WHAT TO PRODUCE: Show all lines containing "período" from the data below.

EXTRACTED ENTRIES:

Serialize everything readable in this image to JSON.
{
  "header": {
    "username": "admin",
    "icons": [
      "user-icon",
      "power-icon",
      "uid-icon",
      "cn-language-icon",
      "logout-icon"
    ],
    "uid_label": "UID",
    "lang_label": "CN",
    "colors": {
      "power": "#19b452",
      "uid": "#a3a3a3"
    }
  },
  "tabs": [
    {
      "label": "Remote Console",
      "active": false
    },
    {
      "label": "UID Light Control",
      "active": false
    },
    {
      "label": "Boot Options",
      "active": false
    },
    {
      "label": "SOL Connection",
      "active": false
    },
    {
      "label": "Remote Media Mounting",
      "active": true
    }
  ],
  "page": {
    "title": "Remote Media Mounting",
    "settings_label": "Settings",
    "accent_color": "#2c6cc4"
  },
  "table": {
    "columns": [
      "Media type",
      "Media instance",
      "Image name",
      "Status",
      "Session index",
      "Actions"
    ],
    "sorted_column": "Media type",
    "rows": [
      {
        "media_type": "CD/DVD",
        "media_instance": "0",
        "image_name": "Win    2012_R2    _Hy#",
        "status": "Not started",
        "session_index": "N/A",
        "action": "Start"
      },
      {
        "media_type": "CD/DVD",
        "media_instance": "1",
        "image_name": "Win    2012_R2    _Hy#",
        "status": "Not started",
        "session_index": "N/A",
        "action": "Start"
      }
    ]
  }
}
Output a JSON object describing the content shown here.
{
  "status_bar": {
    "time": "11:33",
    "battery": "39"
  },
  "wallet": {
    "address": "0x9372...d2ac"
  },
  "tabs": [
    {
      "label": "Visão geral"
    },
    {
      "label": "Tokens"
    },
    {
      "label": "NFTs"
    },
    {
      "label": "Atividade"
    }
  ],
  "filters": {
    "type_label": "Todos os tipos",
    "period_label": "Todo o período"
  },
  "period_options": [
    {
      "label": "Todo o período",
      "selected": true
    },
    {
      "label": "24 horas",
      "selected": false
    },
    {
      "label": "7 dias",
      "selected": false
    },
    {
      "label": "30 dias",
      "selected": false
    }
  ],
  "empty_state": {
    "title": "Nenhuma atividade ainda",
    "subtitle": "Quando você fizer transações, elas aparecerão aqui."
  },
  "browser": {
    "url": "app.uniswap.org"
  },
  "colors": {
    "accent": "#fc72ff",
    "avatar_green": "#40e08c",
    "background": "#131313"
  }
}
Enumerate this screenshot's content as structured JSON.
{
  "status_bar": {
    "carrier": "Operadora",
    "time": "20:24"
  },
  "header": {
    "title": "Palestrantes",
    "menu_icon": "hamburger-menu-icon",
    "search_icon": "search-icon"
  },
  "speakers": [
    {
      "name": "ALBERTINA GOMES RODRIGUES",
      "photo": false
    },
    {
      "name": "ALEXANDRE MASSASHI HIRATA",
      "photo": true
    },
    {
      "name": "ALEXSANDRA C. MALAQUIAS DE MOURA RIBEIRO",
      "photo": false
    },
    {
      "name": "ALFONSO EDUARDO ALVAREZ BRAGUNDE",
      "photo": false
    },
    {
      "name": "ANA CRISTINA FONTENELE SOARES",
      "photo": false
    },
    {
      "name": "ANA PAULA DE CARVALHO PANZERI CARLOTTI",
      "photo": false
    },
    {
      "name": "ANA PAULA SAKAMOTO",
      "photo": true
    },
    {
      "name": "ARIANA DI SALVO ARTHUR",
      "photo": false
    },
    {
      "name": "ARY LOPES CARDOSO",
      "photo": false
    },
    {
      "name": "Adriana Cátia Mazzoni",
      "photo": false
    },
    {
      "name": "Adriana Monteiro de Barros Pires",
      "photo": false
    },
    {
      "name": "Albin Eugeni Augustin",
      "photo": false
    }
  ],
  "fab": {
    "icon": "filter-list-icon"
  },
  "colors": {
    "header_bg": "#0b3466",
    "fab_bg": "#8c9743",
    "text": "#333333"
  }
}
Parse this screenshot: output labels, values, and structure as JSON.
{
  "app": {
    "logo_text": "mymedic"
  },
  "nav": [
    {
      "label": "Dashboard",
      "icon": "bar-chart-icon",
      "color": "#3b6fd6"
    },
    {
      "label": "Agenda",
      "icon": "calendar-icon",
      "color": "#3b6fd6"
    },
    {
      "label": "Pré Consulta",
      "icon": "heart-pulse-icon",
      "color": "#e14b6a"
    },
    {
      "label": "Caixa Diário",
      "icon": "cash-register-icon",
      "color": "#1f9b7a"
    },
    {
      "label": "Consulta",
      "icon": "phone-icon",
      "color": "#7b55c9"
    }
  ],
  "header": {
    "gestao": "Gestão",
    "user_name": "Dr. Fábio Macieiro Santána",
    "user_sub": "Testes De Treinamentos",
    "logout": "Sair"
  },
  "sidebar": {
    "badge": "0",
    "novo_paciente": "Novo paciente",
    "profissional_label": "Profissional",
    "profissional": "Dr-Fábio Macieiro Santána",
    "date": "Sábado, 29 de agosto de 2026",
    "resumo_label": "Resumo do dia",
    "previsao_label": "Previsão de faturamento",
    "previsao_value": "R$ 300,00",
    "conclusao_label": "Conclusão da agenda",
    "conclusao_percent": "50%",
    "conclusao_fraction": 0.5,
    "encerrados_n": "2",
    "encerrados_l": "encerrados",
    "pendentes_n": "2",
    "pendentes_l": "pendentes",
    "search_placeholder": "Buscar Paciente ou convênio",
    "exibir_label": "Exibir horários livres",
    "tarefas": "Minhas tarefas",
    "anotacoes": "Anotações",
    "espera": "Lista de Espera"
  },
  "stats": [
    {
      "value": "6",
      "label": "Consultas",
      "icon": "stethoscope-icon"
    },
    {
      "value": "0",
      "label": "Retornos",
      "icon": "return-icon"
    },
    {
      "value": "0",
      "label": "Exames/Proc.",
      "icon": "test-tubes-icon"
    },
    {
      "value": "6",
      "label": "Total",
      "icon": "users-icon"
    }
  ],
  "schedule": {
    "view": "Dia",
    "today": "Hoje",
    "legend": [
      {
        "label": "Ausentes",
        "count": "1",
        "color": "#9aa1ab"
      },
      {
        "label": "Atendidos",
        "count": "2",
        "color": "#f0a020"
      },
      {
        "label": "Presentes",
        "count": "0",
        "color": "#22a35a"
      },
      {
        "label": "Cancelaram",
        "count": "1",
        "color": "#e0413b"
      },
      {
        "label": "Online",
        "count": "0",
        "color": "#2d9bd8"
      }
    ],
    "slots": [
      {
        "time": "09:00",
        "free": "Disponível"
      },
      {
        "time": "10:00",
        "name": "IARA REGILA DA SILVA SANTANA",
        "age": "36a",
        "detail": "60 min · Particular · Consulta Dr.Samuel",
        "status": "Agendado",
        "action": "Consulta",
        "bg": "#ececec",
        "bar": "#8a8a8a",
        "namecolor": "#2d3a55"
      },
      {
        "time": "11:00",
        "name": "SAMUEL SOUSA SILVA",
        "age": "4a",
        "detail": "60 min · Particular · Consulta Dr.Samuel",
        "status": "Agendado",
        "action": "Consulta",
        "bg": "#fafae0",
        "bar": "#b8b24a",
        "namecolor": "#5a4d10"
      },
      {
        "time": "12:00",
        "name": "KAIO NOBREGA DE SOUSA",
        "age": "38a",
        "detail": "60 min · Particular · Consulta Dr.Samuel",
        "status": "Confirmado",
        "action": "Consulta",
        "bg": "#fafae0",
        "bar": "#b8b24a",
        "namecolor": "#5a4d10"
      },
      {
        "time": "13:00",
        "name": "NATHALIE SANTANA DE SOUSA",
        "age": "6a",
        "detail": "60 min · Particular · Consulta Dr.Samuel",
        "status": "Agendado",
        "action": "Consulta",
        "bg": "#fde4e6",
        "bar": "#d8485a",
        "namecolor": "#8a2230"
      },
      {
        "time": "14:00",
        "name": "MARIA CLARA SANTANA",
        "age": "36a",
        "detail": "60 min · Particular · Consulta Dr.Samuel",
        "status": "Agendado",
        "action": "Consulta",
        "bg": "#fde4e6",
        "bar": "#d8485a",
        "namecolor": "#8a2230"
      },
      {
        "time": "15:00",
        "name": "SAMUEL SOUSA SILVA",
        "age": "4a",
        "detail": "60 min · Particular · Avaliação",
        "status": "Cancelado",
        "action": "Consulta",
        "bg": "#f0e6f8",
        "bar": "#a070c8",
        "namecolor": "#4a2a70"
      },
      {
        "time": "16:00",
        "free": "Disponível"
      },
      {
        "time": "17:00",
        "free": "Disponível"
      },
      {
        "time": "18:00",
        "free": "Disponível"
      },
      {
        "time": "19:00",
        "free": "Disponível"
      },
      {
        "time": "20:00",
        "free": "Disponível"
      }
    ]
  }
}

OUTPUT OF THE EXERCISE:
    "period_label": "Todo o período"
      "label": "Todo o período",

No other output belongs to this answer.